Jane-austen-Note  Good news or a safe choice?

The announcement that Jane Austen will feature on the Bank of England £10 notes, probably from 2017, is fantastic news for women in general and fans of the novelist in particular.

After the announcement that Elizabeth Fry will be replaced on the £5 notes by Sir Winston Churchill in 2016 it looked like that there would be no female representation on the nation’s paper currency and, unsurprisingly, this caused a little consternation in some quarters.

However, it would seem that there was always a long-term plan for Austen to feature at some point, although it’s unclear whether the pressure brought to bear by a number of protests, including an online petition which attracted 35,000 signatures, caused the decision to use Austen to be brought forward.
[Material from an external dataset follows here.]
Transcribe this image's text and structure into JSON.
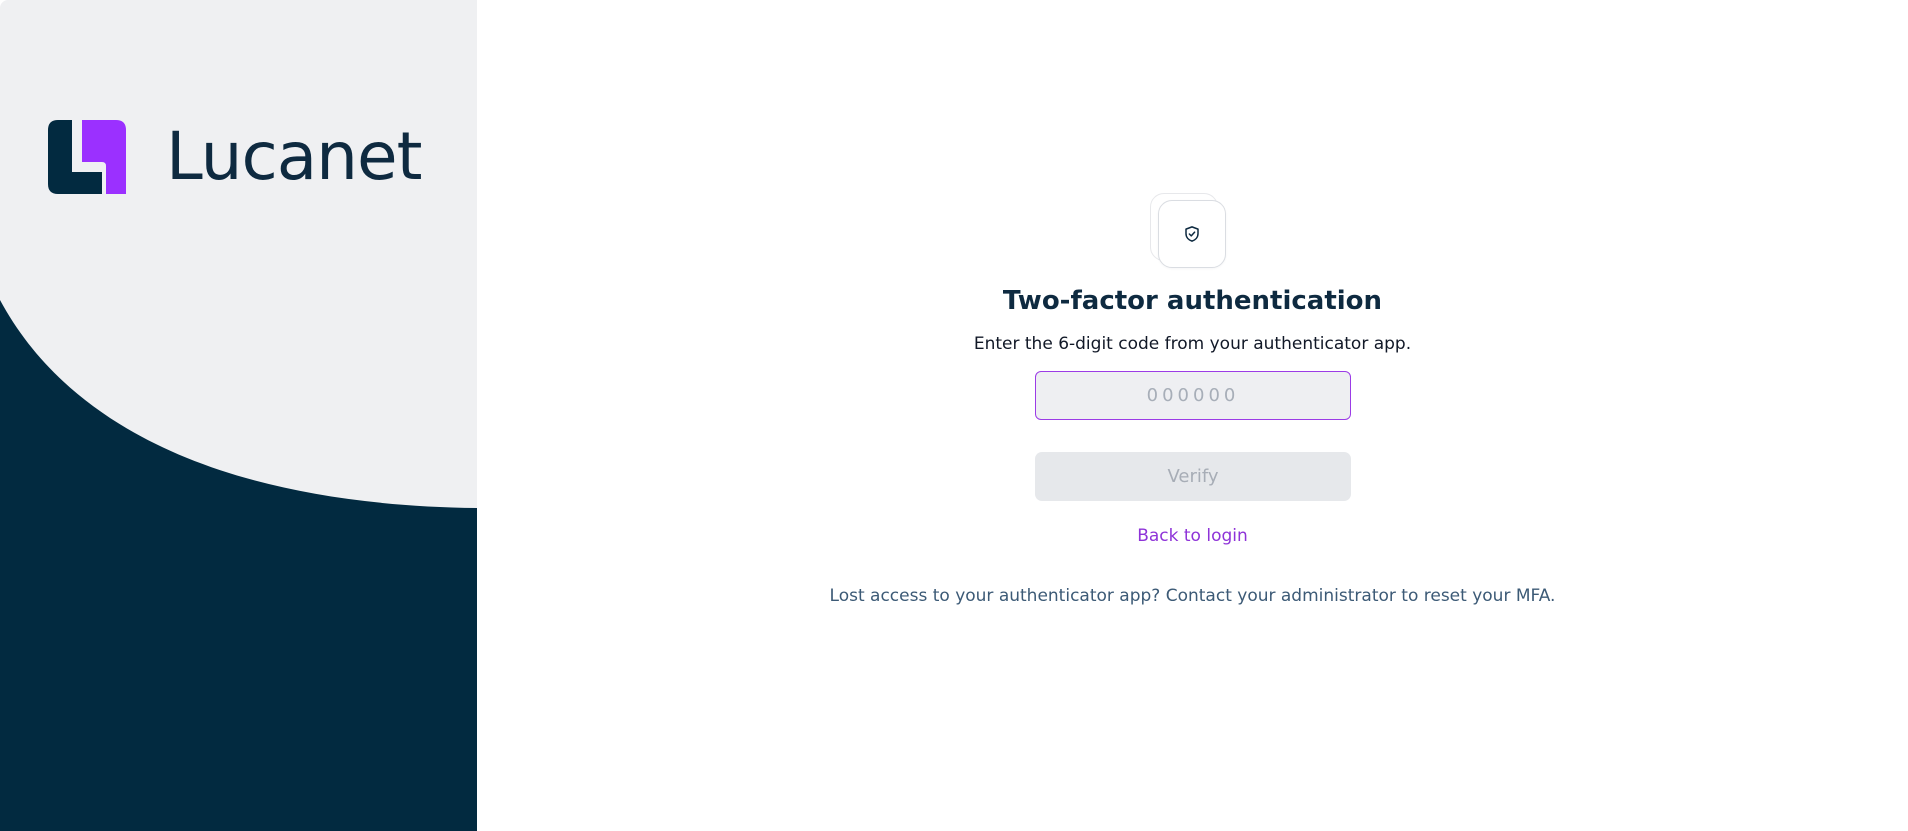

There’s no doubt Austen, my favourite novelist, thoroughly deserves the honour and it will be fun to gaze upon her countenance (the image on the notes will be an adaptation from a sketch of the author drawn by her sister Cassandra) whenever I dip into my purse whilst shopping.

The one downside to this story was George Osborne’s awful pun. On his Twitter account Osborne said “Mark Carney’s choice of Jane Austen as face of £10 note is great. After understandable row over lack of women , shows sense and sensibility”. Stick to the politics please Mr Chancellor.

Austen will become only the third woman to have her image put on a Bank of England note, following Elizabeth Fry and Florence Nightingale.

Despite my own personal joy at the Bank of England’s choice of Austen and the decision being trumpeted as a victory for feminist campaigners there has also been criticism from some quarters that the decision was safe, or even bland, with suggestions that other women, such as warrior-queen Boudicca or Crimean War nurse Mary Seacole, would have been more appropriate to grace a bank note.

In my view, the honour of appearing on a banknote directly relates to an individual’s accomplishments and there’s no arguing with Austen’s choice on that score. Her novels are as popular as ever, as shown by the number of people who enjoy my PandP Pride and Prejudice tours and they show no sign of diminishing in their appeal both in the UK and abroad.

Well done Bank of England.